Oscar Wilde and Victorian Psychology
thesisposted on 01.05.2012, 09:17 by Nazia Parveen

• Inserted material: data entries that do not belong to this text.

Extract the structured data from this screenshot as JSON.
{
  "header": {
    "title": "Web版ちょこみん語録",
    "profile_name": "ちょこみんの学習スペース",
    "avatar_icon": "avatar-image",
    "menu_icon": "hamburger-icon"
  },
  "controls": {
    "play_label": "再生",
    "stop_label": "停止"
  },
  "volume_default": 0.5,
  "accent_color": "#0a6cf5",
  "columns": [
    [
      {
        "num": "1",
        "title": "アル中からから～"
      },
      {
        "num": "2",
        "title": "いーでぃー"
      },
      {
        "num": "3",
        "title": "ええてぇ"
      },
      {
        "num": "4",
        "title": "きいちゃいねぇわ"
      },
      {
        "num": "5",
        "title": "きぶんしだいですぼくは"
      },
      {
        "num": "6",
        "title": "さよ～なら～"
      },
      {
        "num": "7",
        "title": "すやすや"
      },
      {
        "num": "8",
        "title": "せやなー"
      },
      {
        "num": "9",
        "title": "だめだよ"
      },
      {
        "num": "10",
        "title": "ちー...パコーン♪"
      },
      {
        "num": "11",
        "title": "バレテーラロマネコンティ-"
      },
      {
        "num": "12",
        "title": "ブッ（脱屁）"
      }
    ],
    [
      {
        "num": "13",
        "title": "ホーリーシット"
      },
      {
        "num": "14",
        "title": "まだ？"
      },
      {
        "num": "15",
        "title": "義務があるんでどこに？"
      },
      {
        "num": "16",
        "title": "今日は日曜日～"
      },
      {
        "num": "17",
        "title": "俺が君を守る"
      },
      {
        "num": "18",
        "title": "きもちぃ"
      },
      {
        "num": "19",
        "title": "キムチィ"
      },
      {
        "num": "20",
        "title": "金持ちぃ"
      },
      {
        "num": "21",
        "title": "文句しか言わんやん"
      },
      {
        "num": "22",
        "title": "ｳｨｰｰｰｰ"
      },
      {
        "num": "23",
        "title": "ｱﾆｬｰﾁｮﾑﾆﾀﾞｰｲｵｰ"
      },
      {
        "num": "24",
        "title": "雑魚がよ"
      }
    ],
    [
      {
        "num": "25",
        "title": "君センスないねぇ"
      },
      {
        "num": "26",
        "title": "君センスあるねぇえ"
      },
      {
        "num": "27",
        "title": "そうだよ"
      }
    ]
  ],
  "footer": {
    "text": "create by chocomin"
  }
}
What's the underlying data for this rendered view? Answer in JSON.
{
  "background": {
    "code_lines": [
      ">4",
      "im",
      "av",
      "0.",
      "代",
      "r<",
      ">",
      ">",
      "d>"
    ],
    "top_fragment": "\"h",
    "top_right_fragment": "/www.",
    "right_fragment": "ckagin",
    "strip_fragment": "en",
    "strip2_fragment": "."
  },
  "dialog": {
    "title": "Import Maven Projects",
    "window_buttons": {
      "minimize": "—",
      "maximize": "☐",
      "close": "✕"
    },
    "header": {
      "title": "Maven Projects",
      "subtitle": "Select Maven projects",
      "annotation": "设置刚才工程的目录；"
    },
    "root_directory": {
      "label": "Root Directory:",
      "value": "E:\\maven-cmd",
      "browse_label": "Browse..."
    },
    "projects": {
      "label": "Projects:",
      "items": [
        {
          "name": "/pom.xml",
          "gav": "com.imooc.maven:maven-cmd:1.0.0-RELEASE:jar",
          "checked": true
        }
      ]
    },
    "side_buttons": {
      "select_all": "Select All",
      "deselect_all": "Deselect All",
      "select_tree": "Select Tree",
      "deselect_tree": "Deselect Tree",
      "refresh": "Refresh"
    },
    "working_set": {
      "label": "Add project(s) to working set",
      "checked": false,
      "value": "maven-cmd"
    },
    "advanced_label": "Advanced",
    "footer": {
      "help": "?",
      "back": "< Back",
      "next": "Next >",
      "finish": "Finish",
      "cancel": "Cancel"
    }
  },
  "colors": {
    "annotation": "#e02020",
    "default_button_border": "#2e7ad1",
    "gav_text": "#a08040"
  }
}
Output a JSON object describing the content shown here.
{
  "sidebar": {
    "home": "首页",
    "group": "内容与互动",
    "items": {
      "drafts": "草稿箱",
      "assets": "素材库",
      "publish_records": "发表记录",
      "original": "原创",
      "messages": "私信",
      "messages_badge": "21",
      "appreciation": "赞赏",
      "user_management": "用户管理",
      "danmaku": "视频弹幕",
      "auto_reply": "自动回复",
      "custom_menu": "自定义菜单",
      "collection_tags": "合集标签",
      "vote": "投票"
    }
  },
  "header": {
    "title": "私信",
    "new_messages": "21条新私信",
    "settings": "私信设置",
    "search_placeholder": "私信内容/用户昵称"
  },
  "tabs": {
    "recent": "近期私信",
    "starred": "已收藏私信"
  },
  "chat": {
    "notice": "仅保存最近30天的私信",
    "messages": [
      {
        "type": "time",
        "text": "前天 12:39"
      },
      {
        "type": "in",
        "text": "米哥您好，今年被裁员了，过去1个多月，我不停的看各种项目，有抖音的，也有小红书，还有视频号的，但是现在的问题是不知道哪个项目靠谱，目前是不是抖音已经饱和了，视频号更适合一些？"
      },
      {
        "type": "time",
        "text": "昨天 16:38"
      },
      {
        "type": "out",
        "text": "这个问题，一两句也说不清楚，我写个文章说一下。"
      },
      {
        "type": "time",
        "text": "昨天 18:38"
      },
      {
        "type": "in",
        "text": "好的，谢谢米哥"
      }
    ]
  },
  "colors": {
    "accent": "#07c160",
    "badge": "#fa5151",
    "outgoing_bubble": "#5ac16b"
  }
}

This thesis examines Oscar Wilde’s theories of art in connection with specific debates ongoing in Victorian psychology as it emerged in the periodical press. By cross examining Wilde’s periodical contributions with psychological theories, concepts and discussions disseminated through periodicals this thesis offers a contextual account of Wilde’s creativity. Scholars generally look to Wilde’s Oxford Notebooks to gain an insight into his interaction with scientific culture. While the notebooks are an invaluable source to scholars they only cover Wilde’s learning in the 1870s and therefore exclude the influential context of the 1880s when he was engaged as a journalist for numerous periodicals and newspapers. Chapter one will demonstrate how reading Wilde’s The Picture of Dorian Gray alongside neighbouring articles in the Lippincott’s Monthly Magazine reveals the hidden context of psychology in which the editors of the issue attempted to establish the text. The second chapter explores Wilde’s engagement in the disputes over psychological nomenclature alongside the psychology of George Henry Lewes, James Sully and other contributors. The third chapter will investigate the network in which Wilde’s reviewing for the Pall Mall Gazette established him. Wilde’s exchanges with aesthetic theorists and fellow reviewers Sully and Grant Allen will also be documented. The fourth chapter will demonstrate how Wilde creatively engaged with theories of atomism, emotionalist psychology and physiological aesthetics. The final chapter will examine the ethical questions posed by Wildean aesthetics in relation to scientific naturalism. Wilde originally communicated his theories through periodicals but also delivered lectures (which were reported in magazines), as well as eventually transforming his periodical articles into book publications. While this thesis places the onus on the periodical formats of Wilde’s texts, his lectures and revised editions of his writings will also be examined where relevant.